SHA-1 Engine: A dedicated FPGA-based machine for SHA-1 collision search
To better understand and demonstrate how the potential vulnerabilities of the SHA-1 algorithm can be exploited, we designed a dedicated hardware engine to speed up the collision search process.
The engine is basically made of a large number of cheap devices based on Field-Programmable Gate Array (FPGA) chips. Relying on a parallel, highly-optimized hardware architecture, each FPGA chip can reach a considerable computational power density, yielding a much higher speed/cost ratio compared to standard general-purpose platforms.
As shown in the figure below, the SHA-1 Engine is basically a cluster of FPGA piled up each other. FPGAs are divided into slave nodes and master nodes. Each master node contains a microprocessor-based system coordinating the operation of a subset of processing FPGAs. These, in turn, contain a controller along with a matrix of dedicated hardware cores, highly optimized for speed and low footprint, running the sub-characteristic search job.
A small-scale prototype of the cluster enabled us to reach in a short time a real collision for a 72-round version of the hash function, the most advanced result towards the break of the full 80-round SHA-1 at the time of the discover.
Currently, the cluster is still in a prototypical stage, although we count on being able to demonstrate a fully fledged large-scale implementation in a very short time.
Details of the cluster architecture and application flow
The cluster inherently relies on the advantages that modern reconfigurable technologies can have
for cryptanalytic applications.
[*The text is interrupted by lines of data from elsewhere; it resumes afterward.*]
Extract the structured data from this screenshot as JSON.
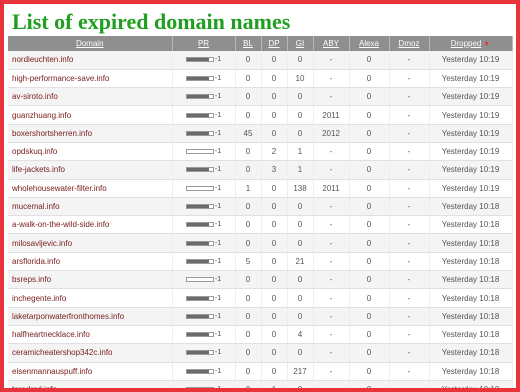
{
  "page": {
    "title": "List of expired domain names"
  },
  "table": {
    "headers": [
      "Domain",
      "PR",
      "BL",
      "DP",
      "GI",
      "ABY",
      "Alexa",
      "Dmoz",
      "Dropped"
    ],
    "rows": [
      {
        "domain": "nordieuchten.info",
        "pr_fill": 0.85,
        "bl": "0",
        "dp": "0",
        "gi": "0",
        "aby": "-",
        "alexa": "0",
        "dmoz": "-",
        "dropped": "Yesterday 10:19"
      },
      {
        "domain": "high-performance-save.info",
        "pr_fill": 0.85,
        "bl": "0",
        "dp": "0",
        "gi": "10",
        "aby": "-",
        "alexa": "0",
        "dmoz": "-",
        "dropped": "Yesterday 10:19"
      },
      {
        "domain": "av-siroto.info",
        "pr_fill": 0.85,
        "bl": "0",
        "dp": "0",
        "gi": "0",
        "aby": "-",
        "alexa": "0",
        "dmoz": "-",
        "dropped": "Yesterday 10:19"
      },
      {
        "domain": "guanzhuang.info",
        "pr_fill": 0.85,
        "bl": "0",
        "dp": "0",
        "gi": "0",
        "aby": "2011",
        "alexa": "0",
        "dmoz": "-",
        "dropped": "Yesterday 10:19"
      },
      {
        "domain": "boxershortsherren.info",
        "pr_fill": 0.85,
        "bl": "45",
        "dp": "0",
        "gi": "0",
        "aby": "2012",
        "alexa": "0",
        "dmoz": "-",
        "dropped": "Yesterday 10:19"
      },
      {
        "domain": "opdskuq.info",
        "pr_fill": 0.0,
        "bl": "0",
        "dp": "2",
        "gi": "1",
        "aby": "-",
        "alexa": "0",
        "dmoz": "-",
        "dropped": "Yesterday 10:19"
      },
      {
        "domain": "life-jackets.info",
        "pr_fill": 0.85,
        "bl": "0",
        "dp": "3",
        "gi": "1",
        "aby": "-",
        "alexa": "0",
        "dmoz": "-",
        "dropped": "Yesterday 10:19"
      },
      {
        "domain": "wholehousewater-filter.info",
        "pr_fill": 0.0,
        "bl": "1",
        "dp": "0",
        "gi": "138",
        "aby": "2011",
        "alexa": "0",
        "dmoz": "-",
        "dropped": "Yesterday 10:19"
      },
      {
        "domain": "mucemal.info",
        "pr_fill": 0.85,
        "bl": "0",
        "dp": "0",
        "gi": "0",
        "aby": "-",
        "alexa": "0",
        "dmoz": "-",
        "dropped": "Yesterday 10:18"
      },
      {
        "domain": "a-walk-on-the-wild-side.info",
        "pr_fill": 0.85,
        "bl": "0",
        "dp": "0",
        "gi": "0",
        "aby": "-",
        "alexa": "0",
        "dmoz": "-",
        "dropped": "Yesterday 10:18"
      },
      {
        "domain": "milosavljevic.info",
        "pr_fill": 0.85,
        "bl": "0",
        "dp": "0",
        "gi": "0",
        "aby": "-",
        "alexa": "0",
        "dmoz": "-",
        "dropped": "Yesterday 10:18"
      },
      {
        "domain": "arsflorida.info",
        "pr_fill": 0.85,
        "bl": "5",
        "dp": "0",
        "gi": "21",
        "aby": "-",
        "alexa": "0",
        "dmoz": "-",
        "dropped": "Yesterday 10:18"
      },
      {
        "domain": "bsreps.info",
        "pr_fill": 0.0,
        "bl": "0",
        "dp": "0",
        "gi": "0",
        "aby": "-",
        "alexa": "0",
        "dmoz": "-",
        "dropped": "Yesterday 10:18"
      },
      {
        "domain": "inchegente.info",
        "pr_fill": 0.85,
        "bl": "0",
        "dp": "0",
        "gi": "0",
        "aby": "-",
        "alexa": "0",
        "dmoz": "-",
        "dropped": "Yesterday 10:18"
      },
      {
        "domain": "laketarponwaterfronthomes.info",
        "pr_fill": 0.85,
        "bl": "0",
        "dp": "0",
        "gi": "0",
        "aby": "-",
        "alexa": "0",
        "dmoz": "-",
        "dropped": "Yesterday 10:18"
      },
      {
        "domain": "halfheartnecklace.info",
        "pr_fill": 0.85,
        "bl": "0",
        "dp": "0",
        "gi": "4",
        "aby": "-",
        "alexa": "0",
        "dmoz": "-",
        "dropped": "Yesterday 10:18"
      },
      {
        "domain": "ceramicheatershop342c.info",
        "pr_fill": 0.85,
        "bl": "0",
        "dp": "0",
        "gi": "0",
        "aby": "-",
        "alexa": "0",
        "dmoz": "-",
        "dropped": "Yesterday 10:18"
      },
      {
        "domain": "eisenmannauspuff.info",
        "pr_fill": 0.85,
        "bl": "0",
        "dp": "0",
        "gi": "217",
        "aby": "-",
        "alexa": "0",
        "dmoz": "-",
        "dropped": "Yesterday 10:18"
      },
      {
        "domain": "taradrod.info",
        "pr_fill": 0.85,
        "bl": "0",
        "dp": "1",
        "gi": "0",
        "aby": "-",
        "alexa": "0",
        "dmoz": "-",
        "dropped": "Yesterday 10:18"
      }
    ],
    "pr_label": "-1"
  },
  "icons": {
    "sort": "sort-down-icon"
  },
  "colors": {
    "frame": "#e8323c",
    "title": "#1f9e1f",
    "header": "#8f8f8f",
    "link": "#7a2020"
  }
}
In particular, we exploited FPGAs for algorithm and architecture exploration and input-dependent system specialization, based on the automated generation of Hardware Description Language (HDL) files based on the input SHA-1 search characteristic.
The figure below summarizes the application flow and the architecture of the cluster.
Based on the software tools already used for the collision search at the BSC, we first produce a differential characteristic, that is then analyzed by a module for the automated generation of HDL code (namely, VHDL), leading to the configuration of the different components of the cluster architecture. This automated generation applies a number of architectural optimizations, mostly depending on the probabilistic behavior of the characteristic. The cluster architecture is made of three levels. A top-level Master node analyzes the first few rounds (e.g. the first thirteen), in order to produce more constrained characteristics, which are then sent to the Slave nodes. Most of the workload is concentrated below the first rounds, so that the concurrent jobs dispatched to the slaves achieve an almost complete parallelization of the search process. The jobs, moreover, involve very little communication overhead, since only the initial search state for each job and the possible colliding messages need to be exchanged over the bus. Within the slave node (a whole FPGA), a Controller component acts as a second level in the architecture. It does further enumeration of intermediate rounds (e.g. on round 14) and distributes the remaining search workload to a set of SHA-1 collision cores, which constitute the third level in the architecture. We leave only round 15 for the enumeration on the third-level cores, as long as the available degrees of freedom ensure an execution time long enough to hide the synchronization overhead. This simplification allows further speed and area optimizations, enabling high throughput levels with relatively small-footprint cores.
For the current prototypical implementation of the cluster, we used a set of 20 inexpensive commercial off-the-shelf boards, namely the Digilent Nexys-2 boards, each equipped with a Xilinx Spartan XC3S1200E FPGA. The interconnection is made through an ad-hoc inter-board bus. The Master node is implemented as a microprocessor system based on the Xilinx MicroBlaze core, while the Slave nodes are completely custom-made.
We paid much attention to the modular nature of the cluster, supporting an easy extension with additional hardware. The extension port allows the hot-plug of additional modules and the software-supported reorganization of the search partitioning as new modules are plugged in.
This feature addresses the large run-times of the collision search process, by providing the possibility of dynamically extending the computing power of the cluster.
The Controller also interact with an on-board non-volatile memory for the checkpointing of the search jobs. An I/O interface managed by the Master node allows the external user to interact with the cluster during the the search operation.
Compared to other solutions in the technical literature, either hardware- or software-based, our prototypical cluster turns out to be the solution with the highest speed/cost ratio for SHA-1 collision search currently available.